START Input records

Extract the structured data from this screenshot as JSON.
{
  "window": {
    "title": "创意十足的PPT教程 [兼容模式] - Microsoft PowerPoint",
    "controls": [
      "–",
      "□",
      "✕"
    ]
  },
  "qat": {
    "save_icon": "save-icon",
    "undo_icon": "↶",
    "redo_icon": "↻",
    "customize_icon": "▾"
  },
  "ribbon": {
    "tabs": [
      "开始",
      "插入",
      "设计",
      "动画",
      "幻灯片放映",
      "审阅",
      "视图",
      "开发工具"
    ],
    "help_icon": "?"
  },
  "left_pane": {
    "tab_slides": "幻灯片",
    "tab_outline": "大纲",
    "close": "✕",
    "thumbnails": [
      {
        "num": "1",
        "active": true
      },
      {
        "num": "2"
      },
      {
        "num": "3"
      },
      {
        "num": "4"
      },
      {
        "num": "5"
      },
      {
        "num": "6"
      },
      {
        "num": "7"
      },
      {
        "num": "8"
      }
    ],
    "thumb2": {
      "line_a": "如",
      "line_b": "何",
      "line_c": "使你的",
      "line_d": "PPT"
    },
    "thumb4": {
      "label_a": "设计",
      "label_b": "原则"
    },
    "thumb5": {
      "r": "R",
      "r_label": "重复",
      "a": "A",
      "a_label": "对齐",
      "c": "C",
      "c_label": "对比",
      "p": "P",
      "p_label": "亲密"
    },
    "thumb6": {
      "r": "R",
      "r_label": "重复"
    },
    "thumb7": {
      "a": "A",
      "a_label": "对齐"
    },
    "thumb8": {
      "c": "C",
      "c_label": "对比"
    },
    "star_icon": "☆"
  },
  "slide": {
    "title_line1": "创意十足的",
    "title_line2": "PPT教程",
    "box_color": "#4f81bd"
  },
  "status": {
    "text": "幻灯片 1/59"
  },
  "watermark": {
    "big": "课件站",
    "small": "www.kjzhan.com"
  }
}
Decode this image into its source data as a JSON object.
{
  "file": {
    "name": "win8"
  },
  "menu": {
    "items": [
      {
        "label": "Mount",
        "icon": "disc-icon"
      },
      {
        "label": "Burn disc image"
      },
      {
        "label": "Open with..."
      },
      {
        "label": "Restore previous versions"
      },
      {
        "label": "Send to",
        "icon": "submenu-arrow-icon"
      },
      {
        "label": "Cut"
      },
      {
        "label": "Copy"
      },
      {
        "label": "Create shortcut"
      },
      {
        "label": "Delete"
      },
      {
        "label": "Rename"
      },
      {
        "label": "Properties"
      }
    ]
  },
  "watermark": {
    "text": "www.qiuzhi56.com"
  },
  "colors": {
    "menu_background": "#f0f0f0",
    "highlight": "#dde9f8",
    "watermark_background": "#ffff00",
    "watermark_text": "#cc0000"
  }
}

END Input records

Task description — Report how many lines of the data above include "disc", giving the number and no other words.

Solution to this problem — 2